• **What the task requires**: Gather all lines from the material that contain the word "screenshot".

---------------

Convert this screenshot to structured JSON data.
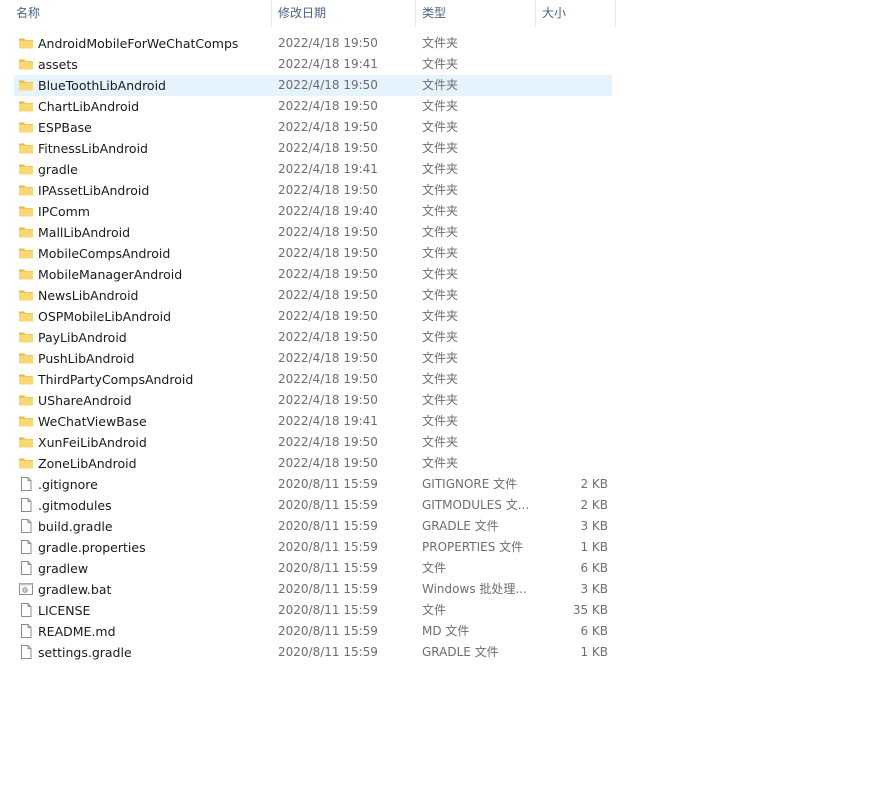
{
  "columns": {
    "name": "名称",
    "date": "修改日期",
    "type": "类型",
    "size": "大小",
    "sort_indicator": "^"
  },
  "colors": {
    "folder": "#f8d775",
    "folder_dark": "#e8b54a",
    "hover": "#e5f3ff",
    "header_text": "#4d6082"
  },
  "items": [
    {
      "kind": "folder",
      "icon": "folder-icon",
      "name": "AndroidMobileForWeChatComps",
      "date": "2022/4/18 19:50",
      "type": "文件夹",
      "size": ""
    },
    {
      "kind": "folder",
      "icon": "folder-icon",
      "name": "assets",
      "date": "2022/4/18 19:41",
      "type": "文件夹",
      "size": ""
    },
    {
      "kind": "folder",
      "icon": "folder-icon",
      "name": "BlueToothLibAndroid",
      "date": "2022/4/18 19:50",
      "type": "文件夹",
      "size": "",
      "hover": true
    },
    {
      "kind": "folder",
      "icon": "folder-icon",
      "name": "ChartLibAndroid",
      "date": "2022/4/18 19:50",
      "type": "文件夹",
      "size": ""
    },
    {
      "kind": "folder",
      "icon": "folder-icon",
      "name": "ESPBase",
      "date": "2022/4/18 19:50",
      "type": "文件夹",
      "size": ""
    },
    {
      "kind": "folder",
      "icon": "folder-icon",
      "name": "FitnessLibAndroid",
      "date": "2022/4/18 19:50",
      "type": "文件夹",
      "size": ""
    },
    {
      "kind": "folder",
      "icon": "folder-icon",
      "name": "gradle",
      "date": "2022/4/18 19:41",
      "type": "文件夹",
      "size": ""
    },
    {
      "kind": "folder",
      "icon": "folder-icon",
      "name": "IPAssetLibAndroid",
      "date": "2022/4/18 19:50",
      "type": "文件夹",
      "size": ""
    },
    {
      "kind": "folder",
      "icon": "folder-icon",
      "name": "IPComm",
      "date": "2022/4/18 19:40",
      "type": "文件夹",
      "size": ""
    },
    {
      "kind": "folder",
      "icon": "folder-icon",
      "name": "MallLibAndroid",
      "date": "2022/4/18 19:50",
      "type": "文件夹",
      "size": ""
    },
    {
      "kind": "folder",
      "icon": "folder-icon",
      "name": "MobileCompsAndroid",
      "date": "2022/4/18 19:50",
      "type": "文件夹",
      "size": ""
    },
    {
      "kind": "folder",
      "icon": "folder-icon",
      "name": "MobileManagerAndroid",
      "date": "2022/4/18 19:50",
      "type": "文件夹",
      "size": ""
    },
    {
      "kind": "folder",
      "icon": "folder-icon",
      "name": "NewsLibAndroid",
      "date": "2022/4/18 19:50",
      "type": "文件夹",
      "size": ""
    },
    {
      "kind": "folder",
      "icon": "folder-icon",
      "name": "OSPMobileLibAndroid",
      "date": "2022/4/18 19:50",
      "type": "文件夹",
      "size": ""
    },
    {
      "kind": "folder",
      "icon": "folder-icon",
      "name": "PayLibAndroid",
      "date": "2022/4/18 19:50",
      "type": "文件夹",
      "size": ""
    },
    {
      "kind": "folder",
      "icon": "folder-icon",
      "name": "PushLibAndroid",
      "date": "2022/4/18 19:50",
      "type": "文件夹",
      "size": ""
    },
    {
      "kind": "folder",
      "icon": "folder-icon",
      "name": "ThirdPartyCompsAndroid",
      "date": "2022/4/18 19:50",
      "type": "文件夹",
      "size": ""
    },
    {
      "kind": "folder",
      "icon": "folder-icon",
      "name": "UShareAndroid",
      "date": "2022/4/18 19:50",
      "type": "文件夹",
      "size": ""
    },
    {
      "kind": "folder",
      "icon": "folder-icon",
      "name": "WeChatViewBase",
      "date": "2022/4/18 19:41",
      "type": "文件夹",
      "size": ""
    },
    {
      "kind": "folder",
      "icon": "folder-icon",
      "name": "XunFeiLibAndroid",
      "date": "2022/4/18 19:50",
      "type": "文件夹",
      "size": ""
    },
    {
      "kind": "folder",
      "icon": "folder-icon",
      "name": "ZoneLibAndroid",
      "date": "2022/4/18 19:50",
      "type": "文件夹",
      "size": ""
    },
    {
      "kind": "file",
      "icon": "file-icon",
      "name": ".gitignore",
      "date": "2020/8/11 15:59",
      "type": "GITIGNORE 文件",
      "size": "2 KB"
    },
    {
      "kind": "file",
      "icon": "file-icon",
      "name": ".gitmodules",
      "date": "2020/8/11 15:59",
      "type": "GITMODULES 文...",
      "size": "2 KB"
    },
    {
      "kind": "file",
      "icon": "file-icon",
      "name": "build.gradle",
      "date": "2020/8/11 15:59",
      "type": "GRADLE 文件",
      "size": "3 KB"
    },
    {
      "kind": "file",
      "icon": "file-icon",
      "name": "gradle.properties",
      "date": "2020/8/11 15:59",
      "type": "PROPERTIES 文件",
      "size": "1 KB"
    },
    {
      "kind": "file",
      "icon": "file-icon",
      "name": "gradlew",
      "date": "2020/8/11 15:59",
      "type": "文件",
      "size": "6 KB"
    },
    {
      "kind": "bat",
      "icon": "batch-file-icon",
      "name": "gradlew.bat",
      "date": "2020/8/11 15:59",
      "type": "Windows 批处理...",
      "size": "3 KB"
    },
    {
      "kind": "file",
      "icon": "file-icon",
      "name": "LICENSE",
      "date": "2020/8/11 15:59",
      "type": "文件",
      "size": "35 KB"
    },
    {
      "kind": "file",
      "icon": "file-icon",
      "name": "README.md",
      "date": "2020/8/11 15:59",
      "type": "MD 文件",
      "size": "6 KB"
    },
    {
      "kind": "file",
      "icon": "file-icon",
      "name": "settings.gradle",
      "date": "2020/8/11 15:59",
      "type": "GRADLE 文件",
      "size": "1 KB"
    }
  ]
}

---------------

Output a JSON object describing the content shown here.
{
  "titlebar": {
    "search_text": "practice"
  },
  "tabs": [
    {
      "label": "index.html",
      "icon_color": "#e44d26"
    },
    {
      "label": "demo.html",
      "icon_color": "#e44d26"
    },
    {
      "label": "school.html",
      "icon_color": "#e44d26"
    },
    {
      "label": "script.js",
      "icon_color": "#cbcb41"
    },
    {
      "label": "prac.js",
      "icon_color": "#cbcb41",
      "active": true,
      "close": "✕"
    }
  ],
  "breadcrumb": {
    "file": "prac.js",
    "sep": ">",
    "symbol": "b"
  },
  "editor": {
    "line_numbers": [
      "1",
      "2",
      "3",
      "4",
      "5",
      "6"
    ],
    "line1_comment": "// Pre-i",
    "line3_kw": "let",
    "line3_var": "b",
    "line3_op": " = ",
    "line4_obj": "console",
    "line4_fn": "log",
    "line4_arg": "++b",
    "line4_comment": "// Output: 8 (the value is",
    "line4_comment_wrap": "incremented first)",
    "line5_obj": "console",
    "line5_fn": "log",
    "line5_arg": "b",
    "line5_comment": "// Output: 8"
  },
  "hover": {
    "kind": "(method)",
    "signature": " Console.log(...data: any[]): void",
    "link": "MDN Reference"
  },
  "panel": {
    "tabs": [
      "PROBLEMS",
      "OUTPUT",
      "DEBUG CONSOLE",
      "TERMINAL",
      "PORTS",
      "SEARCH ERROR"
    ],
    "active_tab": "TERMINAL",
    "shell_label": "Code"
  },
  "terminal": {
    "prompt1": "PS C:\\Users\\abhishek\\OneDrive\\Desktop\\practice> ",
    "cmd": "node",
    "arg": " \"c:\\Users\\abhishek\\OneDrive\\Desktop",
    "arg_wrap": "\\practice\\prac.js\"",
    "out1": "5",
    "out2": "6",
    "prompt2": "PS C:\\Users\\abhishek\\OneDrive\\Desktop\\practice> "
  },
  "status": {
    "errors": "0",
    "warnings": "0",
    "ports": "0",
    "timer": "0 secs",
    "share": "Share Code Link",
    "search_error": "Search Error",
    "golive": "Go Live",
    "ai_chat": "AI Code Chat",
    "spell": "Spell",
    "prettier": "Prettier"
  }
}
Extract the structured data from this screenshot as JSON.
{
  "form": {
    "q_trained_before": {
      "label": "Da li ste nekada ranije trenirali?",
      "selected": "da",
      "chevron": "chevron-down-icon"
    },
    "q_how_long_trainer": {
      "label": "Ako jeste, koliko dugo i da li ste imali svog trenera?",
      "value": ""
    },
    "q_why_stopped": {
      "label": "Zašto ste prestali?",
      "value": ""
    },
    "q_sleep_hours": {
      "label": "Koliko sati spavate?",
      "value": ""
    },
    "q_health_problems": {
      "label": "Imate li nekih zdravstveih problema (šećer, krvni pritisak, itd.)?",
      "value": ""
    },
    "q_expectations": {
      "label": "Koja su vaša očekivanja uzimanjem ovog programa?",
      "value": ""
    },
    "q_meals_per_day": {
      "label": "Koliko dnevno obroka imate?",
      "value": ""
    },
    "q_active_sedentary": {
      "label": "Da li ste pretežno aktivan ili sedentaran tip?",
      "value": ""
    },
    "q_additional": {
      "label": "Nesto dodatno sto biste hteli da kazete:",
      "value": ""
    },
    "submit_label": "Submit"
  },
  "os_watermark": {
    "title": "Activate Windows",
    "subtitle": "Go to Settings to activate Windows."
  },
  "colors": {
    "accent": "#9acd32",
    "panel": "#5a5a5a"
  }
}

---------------

• **Response to this exercise**:
Convert this screenshot to structured JSON data.
Extract the structured data from this screenshot as JSON.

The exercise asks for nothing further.